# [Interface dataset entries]
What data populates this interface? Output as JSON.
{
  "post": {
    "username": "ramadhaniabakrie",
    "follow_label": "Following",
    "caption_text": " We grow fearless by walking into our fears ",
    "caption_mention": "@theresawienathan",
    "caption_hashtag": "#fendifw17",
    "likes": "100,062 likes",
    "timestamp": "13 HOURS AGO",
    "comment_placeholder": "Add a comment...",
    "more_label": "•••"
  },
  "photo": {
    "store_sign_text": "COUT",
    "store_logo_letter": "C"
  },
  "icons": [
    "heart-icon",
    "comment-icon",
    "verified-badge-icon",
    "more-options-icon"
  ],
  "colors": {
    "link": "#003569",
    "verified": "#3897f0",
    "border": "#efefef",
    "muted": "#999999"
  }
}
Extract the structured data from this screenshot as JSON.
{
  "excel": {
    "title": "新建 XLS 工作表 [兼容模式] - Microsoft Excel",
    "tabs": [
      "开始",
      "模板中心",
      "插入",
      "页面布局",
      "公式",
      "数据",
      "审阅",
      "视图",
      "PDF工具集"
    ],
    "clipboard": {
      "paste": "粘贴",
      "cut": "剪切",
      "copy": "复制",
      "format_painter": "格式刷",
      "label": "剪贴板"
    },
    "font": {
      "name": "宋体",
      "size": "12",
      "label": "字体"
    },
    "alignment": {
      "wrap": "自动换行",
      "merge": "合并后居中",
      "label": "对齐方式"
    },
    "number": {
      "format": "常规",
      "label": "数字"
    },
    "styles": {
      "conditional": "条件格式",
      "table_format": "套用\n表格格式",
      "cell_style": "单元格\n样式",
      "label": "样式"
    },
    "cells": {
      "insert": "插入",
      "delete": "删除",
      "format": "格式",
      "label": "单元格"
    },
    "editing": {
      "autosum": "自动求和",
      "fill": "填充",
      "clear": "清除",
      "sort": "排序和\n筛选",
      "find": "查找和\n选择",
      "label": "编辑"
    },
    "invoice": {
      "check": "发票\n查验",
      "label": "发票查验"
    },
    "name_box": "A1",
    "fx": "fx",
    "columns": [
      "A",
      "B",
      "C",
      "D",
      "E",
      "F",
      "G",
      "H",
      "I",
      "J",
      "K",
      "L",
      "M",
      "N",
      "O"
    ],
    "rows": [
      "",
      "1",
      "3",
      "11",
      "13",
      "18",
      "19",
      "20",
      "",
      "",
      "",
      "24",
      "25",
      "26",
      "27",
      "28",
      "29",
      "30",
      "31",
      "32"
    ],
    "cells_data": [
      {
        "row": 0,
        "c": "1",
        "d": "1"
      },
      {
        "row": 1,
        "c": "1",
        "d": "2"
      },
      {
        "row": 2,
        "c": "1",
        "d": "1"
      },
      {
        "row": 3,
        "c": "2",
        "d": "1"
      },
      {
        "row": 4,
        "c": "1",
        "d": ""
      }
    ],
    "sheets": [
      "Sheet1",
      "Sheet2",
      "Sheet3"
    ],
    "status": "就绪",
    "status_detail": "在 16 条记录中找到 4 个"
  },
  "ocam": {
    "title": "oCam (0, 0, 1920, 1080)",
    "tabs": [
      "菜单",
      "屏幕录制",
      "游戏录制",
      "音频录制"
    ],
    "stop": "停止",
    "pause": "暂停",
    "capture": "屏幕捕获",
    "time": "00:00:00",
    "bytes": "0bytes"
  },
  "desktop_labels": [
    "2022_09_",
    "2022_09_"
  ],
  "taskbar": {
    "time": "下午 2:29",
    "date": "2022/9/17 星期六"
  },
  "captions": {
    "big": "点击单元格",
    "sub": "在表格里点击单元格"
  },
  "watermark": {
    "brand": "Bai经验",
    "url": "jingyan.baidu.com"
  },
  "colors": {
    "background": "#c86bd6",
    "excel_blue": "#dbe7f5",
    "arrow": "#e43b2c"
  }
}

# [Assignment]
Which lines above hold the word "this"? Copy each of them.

# [Solution]
What data populates this interface? Output as JSON.
Extract the structured data from this screenshot as JSON.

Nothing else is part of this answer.